## Recorded information
Segment Open
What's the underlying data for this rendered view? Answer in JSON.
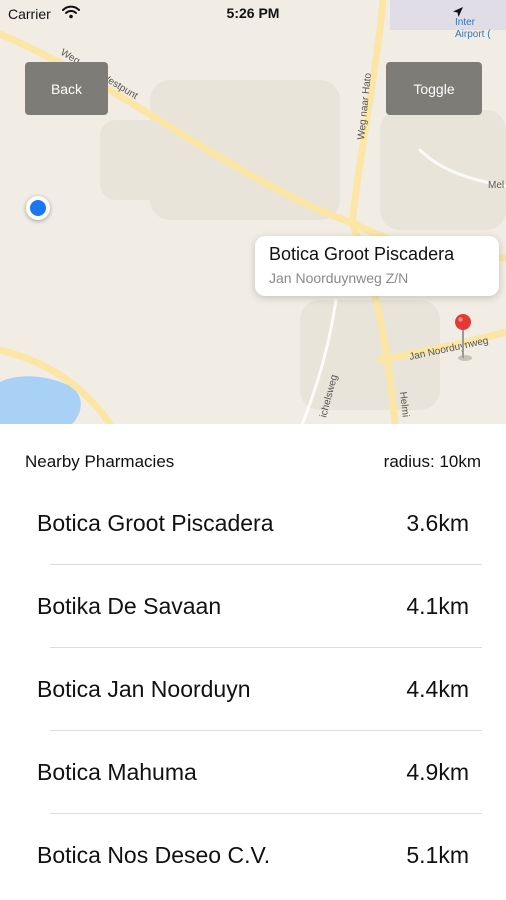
{
  "status_bar": {
    "carrier": "Carrier",
    "time": "5:26 PM"
  },
  "map": {
    "back_label": "Back",
    "toggle_label": "Toggle",
    "street_labels": [
      "Weg naar Westpunt",
      "Weg naar Hato",
      "Jan Noorduynweg",
      "Inter",
      "Airport (",
      "Mel",
      "Helmi",
      "ichelsweg"
    ],
    "callout": {
      "title": "Botica Groot Piscadera",
      "subtitle": "Jan Noorduynweg Z/N"
    },
    "colors": {
      "land": "#f1ede4",
      "water": "#a9d0f5",
      "road": "#fbe6a6",
      "button": "#7e7c77",
      "user_location": "#1b76f2",
      "pin": "#e53935"
    }
  },
  "list": {
    "title": "Nearby Pharmacies",
    "radius": "radius: 10km",
    "items": [
      {
        "name": "Botica Groot Piscadera",
        "distance": "3.6km"
      },
      {
        "name": "Botika De Savaan",
        "distance": "4.1km"
      },
      {
        "name": "Botica Jan Noorduyn",
        "distance": "4.4km"
      },
      {
        "name": "Botica Mahuma",
        "distance": "4.9km"
      },
      {
        "name": "Botica Nos Deseo C.V.",
        "distance": "5.1km"
      }
    ]
  }
}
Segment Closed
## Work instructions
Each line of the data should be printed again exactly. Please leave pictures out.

## Reply to the task
What's the underlying data for this rendered view? Answer in JSON.
{
  "status_bar": {
    "carrier": "Carrier",
    "time": "5:26 PM"
  },
  "map": {
    "back_label": "Back",
    "toggle_label": "Toggle",
    "street_labels": [
      "Weg naar Westpunt",
      "Weg naar Hato",
      "Jan Noorduynweg",
      "Inter",
      "Airport (",
      "Mel",
      "Helmi",
      "ichelsweg"
    ],
    "callout": {
      "title": "Botica Groot Piscadera",
      "subtitle": "Jan Noorduynweg Z/N"
    },
    "colors": {
      "land": "#f1ede4",
      "water": "#a9d0f5",
      "road": "#fbe6a6",
      "button": "#7e7c77",
      "user_location": "#1b76f2",
      "pin": "#e53935"
    }
  },
  "list": {
    "title": "Nearby Pharmacies",
    "radius": "radius: 10km",
    "items": [
      {
        "name": "Botica Groot Piscadera",
        "distance": "3.6km"
      },
      {
        "name": "Botika De Savaan",
        "distance": "4.1km"
      },
      {
        "name": "Botica Jan Noorduyn",
        "distance": "4.4km"
      },
      {
        "name": "Botica Mahuma",
        "distance": "4.9km"
      },
      {
        "name": "Botica Nos Deseo C.V.",
        "distance": "5.1km"
      }
    ]
  }
}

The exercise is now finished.